┌─ RAW DATA

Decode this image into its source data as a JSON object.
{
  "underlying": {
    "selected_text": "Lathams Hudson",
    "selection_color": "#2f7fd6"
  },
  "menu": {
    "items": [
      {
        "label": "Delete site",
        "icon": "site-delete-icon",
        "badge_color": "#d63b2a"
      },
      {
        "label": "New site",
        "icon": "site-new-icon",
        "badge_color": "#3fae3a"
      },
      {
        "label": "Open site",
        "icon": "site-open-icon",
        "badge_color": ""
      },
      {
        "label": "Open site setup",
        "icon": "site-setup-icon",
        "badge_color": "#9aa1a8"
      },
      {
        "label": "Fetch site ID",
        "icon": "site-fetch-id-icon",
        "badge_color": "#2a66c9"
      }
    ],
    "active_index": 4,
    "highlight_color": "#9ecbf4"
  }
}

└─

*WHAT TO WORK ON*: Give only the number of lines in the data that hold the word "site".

*SOLUTION TO THE PROBLEM*: 10